Very few news moments truly qualify for the, “Did you know where you were when…” such-and-such happened pantheon. For those under 50, the only two real contenders (since JFK’s assassination is off the table) for most would be 9/11 (second plane hitting the WTC South Tower confirming we were under attack) and the O.J. Simpson car chase, which will mark its 20th anniversary on Tuesday.
So where was I? Unlike most people who watched the slow chase unfold on national television from the beginning, I was in my old Jeep Wrangler embarking on a three-hour (thanks to heavy traffic) jaunt to the Jersey Shore (Long Beach Island). Talk or news radio wasn’t my thing at the time, so instead I filled the hours the best way I knew how: By listening to a bunch of mixed cassette tapes (song compilations carefully selected and made at home). So while the world was captivated in seeing an American icon being pursued by what looked like hundreds of police cars on TV, I missed the first two hours of the OJ Chase while stopping and starting on the Garden State Parkway.
And that’s how much the world had changed: In 1994, there really were no cell phones, absolutely no texting, no mobile Internet, and therefore no Twitter or Facebook. Today you would hear about the chase within seconds. Back then, you could miss the whole damn thing if you weren’t in front of a TV and singing along to Springsteen, Journey (got a problem with that?) and Pearl Jam instead.
When I finally got to the beach house (a share rental for the summer, which is common around these parts), my friends were watching a split screen of the Knicks-Rockets NBA Finals Game 5 in a small corner box and the OJ chase occupying the rest of the 21-inch SD screen (NBC was obligated to cover the game, so they presented both events, which was surreal). When I asked why there was a car chase on television in addition to the game, they looked at me as if Al Cowlings himself had just walked into the house.
“What? You don’t know what’s going on?” was the question that came in unison. So upon explaining that I really, really didn’t have a clue, I can’t say (at that moment) I had heard more shocking news in my life (outside of the Space Shuttle blowing up in ’86 and watching my sobbing English teacher break the news after another teacher rushed into the room and whispered something in her ear).
Back to 1994, upon hearing one of OJ’s lawyers (Robert Shapiro) read what was an apparent suicide note–as much as we all didn’t want to believe it–the note combined with the chase made it clear Simpson had done it. Of course, it sounds like a “Well, duh!” conclusion now, but for those born after 1980 reading this, think of it this way: Tomorrow you will hear that Shaq is accused of killing his ex-wife and a male friend.
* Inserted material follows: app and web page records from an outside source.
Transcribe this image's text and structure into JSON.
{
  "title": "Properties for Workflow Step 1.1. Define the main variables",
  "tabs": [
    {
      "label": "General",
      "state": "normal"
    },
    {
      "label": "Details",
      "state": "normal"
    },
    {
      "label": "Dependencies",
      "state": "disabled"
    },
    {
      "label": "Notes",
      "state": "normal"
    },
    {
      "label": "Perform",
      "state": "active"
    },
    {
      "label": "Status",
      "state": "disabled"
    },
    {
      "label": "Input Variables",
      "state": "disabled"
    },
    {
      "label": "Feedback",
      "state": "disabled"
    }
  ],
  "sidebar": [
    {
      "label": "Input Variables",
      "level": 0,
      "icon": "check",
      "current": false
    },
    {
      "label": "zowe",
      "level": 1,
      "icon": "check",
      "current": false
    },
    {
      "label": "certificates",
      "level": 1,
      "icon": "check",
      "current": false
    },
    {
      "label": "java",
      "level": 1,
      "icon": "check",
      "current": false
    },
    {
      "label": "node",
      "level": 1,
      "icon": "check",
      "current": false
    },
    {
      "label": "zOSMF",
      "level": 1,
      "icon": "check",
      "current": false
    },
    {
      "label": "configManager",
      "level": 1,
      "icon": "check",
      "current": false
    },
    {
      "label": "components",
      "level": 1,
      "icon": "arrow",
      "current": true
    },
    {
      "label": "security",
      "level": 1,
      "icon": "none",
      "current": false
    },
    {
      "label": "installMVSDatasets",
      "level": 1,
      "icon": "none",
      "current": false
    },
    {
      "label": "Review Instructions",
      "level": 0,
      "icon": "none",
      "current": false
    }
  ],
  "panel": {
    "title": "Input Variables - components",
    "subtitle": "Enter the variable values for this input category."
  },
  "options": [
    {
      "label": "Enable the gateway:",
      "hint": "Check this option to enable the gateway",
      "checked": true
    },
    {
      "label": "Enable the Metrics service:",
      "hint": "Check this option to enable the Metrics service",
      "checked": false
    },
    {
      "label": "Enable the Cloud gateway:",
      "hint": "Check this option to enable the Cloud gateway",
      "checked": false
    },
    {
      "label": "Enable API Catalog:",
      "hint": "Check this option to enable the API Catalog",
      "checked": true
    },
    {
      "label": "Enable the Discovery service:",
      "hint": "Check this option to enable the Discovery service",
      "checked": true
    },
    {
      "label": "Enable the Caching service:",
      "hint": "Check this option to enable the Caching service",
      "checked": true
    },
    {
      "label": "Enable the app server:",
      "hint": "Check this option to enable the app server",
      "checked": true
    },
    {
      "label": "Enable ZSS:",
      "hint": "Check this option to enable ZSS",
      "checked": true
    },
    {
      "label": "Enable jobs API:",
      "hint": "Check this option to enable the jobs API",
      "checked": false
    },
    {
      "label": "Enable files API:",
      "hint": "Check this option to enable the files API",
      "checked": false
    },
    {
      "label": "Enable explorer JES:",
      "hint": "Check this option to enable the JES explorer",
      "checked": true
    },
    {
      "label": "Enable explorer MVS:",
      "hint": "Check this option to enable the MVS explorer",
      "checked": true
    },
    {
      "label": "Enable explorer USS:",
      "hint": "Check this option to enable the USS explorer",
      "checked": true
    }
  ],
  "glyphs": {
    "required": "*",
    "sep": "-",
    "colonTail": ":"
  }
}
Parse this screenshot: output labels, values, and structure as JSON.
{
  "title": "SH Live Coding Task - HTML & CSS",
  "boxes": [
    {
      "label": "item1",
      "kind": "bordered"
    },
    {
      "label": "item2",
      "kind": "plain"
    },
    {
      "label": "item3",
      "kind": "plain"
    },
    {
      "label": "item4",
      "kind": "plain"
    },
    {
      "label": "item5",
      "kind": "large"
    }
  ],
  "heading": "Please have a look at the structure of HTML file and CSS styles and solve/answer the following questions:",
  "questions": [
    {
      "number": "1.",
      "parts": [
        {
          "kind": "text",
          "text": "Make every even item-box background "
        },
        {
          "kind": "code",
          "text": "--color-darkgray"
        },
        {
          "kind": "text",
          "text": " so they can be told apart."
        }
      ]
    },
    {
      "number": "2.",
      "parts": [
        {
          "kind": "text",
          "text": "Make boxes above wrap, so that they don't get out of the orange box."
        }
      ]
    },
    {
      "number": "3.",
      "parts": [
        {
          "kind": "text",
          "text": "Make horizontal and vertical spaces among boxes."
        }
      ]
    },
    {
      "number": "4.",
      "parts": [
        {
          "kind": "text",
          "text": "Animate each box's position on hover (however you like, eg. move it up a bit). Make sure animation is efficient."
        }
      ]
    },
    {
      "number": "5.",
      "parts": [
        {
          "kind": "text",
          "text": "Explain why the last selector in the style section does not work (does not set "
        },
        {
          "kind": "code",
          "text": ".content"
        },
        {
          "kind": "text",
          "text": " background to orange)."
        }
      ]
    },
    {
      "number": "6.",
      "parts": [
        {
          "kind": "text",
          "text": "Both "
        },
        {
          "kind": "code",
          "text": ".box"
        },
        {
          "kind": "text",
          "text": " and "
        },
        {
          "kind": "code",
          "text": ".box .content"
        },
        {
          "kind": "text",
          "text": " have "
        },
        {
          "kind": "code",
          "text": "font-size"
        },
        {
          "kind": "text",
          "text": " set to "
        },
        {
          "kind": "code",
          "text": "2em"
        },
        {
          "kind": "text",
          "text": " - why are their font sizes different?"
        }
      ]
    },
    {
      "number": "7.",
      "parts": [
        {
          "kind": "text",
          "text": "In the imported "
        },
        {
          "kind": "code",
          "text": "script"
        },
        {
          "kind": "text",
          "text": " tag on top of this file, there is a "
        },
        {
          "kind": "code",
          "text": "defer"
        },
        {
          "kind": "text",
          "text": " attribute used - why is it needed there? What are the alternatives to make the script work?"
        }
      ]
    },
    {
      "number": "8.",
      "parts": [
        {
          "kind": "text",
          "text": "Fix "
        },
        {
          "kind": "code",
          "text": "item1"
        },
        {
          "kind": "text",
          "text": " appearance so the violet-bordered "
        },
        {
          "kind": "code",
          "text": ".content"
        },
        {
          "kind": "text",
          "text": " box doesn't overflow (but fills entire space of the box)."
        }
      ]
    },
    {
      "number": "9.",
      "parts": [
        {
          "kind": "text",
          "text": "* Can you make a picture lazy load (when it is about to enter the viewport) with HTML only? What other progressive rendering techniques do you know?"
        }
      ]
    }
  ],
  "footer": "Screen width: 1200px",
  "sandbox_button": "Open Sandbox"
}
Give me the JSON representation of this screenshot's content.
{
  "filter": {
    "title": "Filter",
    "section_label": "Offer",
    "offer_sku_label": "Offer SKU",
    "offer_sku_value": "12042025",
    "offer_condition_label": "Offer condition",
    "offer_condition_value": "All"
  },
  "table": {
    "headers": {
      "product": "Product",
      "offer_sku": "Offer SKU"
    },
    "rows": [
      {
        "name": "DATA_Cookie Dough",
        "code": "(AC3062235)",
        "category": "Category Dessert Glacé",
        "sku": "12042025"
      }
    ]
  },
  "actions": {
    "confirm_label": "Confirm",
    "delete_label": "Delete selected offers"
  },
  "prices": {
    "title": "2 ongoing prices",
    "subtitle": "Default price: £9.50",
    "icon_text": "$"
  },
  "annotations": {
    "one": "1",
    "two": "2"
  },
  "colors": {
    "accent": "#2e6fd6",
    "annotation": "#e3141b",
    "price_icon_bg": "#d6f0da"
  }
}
That would be very hard to believe, right? Nice, mild-mannered guy…one of the best the game has seen at his position, a successful career in movies and on TV as a analyst post-NBA. That was OJ’s resume, too, except replace NBA with NFL.
That said, it seemed to only be a matter of if rather than when in terms of Simpson taking his own life when the low-speed pursuit finally concluded. What we didn’t realize at the time was we were witnessing the birth of reality TV happening right before our eyes, along with 90 million others (a huge number I still always felt to be a much lower–it’s less than the Super Bowl viewership average–than it could have been. Put the OJ Chase on in 2014, and Twitter and texting alone to spread the word would bump that number by 50 percent. Guaranteed.
So how did the chase change broadcast journalism? Simple. It marked the day when the line between hard news and sensationalism was blurred forever. For the first time ever, the New York Times cited the National Enquirer as a legitimate source (which must have been horrifying for the Grey Lady’s old guard). Serious news programs like Nightline resisted covering the trial as much as possible, limiting reports to just once a week because they saw it as more of an sensational Enquirer story than anything else. How much have things changed? Just think back to how the George Zimmerman trial was handled by the media just last year.
June 17, 1994 was also the day when wall-to-wall cable news coverage of something other than war was born. Remember, there was no Fox News and MSNBC at the time (both born in 1996), but OJ proved there was a healthy appetitive for more 24/7 cable news outlets outside of CNN- which was basically the only national game in town at the time. Court TV and CNBC also greatly benefited from the Simpson trial, but were/are more niche networks (legal/finance, respectively) than anything else.
Reality TV? We have OJ to thank for that.
Cable news proliferation? OJ’s ratings may created some incentive to expand the playing field as well.
Mixed cassette tapes preventing a future media analyst from missing the biggest TV event in decades?
Let’s just say that won’t be happening again.
>> Follow Joe Concha on Twitter (@ConchaMedia)
Have a tip we should know? [email protected]